EXTRACTED MATERIAL section start

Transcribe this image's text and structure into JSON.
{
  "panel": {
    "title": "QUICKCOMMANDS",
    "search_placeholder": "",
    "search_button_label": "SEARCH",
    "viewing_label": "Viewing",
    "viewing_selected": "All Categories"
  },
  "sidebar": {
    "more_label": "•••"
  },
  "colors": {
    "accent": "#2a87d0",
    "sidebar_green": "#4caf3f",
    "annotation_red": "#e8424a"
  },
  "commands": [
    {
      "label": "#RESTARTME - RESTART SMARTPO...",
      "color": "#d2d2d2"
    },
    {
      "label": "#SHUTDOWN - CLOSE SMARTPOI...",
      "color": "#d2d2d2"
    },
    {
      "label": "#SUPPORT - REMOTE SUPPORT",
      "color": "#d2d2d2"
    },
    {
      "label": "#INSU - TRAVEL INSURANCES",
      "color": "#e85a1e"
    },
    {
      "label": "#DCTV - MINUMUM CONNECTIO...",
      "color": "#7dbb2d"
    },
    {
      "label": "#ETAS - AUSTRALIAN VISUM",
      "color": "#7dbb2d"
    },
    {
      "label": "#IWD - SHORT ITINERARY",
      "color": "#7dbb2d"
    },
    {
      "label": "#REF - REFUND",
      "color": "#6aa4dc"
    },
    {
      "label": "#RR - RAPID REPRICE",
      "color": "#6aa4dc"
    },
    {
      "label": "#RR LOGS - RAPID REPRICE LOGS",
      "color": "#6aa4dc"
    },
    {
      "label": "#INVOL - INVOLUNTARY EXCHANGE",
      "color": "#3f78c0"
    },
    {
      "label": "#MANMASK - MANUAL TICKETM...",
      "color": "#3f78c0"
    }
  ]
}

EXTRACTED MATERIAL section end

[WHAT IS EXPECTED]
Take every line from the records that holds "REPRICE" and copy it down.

[RESULT]
      "label": "#RR - RAPID REPRICE",
      "label": "#RR LOGS - RAPID REPRICE LOGS",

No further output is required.